Well, first off, it’s not very wise. You can’t be Harley Davidson and say you’re going eco just to appeal to the green army. You also can’t say you’re one thing when they say you’re something else… But you can say you are one thing and then say nothing at all…
Consider this… You are Starbucks (now, I know my history with Starbucks on previous posts, but stick with me). You are Starbucks. Coffee now is huge, but in London people are edging away from mainstream coffee houses, like Starbucks and Costa, to go to cooler places, where baristas have facial hair and ombréd backcombing and serve flat whites in old school glasses not cups. Where the coffee isn’t branded by big multinationals and the man!!
I went to one of these places in a library in Dalston at the weekend. Rakish taches, check. Dip-dyed hairdos, check. Cool coffee concoctions, check. Cool cliental, check. Good coffee, double check. No branding, check! So imagine my surprise when I did some digging and found out…
You can guess where this is going… Yep. Starbucks. Peel back the green, the naff seasonal messaging and this is the result. A cool coffee shop. A non-branded franchise. With moustaches and hipster hair.
But how did I feel about it…? Well, I felt divided. Just like I am able to put on a suit and schmooze people who aren’t my usual crowd, should a company (and a brand) have the same tricks? Well, no, but was it a good coffee…? Yeah.
Most people don’t like dishonesty. Let’s take Tesco’s undercover coffee house, Harris & Hoole. Now they have been spectacularly outed in The Guardian, they’ve come under fire for cheating people into a false sense of coolness!

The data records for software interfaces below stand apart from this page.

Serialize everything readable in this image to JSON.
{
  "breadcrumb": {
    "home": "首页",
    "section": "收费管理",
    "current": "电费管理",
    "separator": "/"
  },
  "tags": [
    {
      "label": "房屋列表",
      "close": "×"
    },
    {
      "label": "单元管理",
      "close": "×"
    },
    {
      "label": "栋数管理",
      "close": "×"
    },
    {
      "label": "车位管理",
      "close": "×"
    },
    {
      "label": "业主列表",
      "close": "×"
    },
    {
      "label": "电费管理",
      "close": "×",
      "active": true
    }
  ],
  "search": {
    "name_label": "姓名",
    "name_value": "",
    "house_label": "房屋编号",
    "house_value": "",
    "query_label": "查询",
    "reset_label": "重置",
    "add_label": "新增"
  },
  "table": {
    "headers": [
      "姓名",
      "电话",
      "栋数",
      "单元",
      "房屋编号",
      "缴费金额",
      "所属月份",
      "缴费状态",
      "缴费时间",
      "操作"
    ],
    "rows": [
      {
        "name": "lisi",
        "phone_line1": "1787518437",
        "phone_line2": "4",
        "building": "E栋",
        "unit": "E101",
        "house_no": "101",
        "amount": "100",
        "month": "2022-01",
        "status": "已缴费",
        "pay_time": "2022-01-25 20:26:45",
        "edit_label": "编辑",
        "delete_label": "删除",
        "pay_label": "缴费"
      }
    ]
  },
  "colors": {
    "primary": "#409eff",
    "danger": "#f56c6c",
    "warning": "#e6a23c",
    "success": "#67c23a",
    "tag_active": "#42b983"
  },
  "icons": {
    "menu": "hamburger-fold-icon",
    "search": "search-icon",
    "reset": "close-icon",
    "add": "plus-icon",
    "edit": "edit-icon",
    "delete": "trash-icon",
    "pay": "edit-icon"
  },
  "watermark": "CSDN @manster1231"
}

“Now I find this is Tesco… It looks like a small indie. It is disingenuous. It makes me upset. I feel duped.” Carol Levine, 50, a Crouch End physiotherapist, no longer enjoying her lunch break in Harris & Hoole.
The coffee may be great, but it’s left a bitter aftertaste. And when you’re the country’s least trusted supermarket brand*, it goes to show – Every Little Helps.
*Source: The Drum Nov 2012
This ‘tell it as it is’ label says it all! A clever way to say ‘quality’ without being pompous.
Introducing the Naturalis toolkit: a home micro-factory that bridges the gap between the cosmetics industry and DIY products.
Created for Rowenta by French industrial designers Eliumstudio, Naturalis uses helical emulsion technology (a process widely used in the cosmetics industry) to enable consumers to agitate ingredients at high speed to create cleansers, moisturisers and skin-nourishing lotions.
This is another step towards a more transparent beauty industry, as it lets consumers take control of the products they’re using. It also helps consumers to become experts, as they develop a better understanding of products and the processes used to create them.
A new clothing website launched by ex-Hugo Boss designer, Bruno Pieters, offers men’s and women’s collections that lift the lid on manufacturing costs. ‘Honest by’ provides a radical disruption in fashion (especially designer fashion) where manufacturing costs are often hazy or hidden, allowing brands to demand considerable premiums for labels.
The first limited edition collection (sold exclusively online) has been designed by Pieters himself, with collections from guest designers due to be offered in the future. Honest By claims to be the first company in the world to offer a full cost breakdown of its products. People can see exactly what their money is buying, whether that’s yarn, buttons, fabric or manufacturing, and even the mark-up price is revealed. The company also offers full disclosure of the production process, so people can learn about the materials and the design, where their product was made and by whom.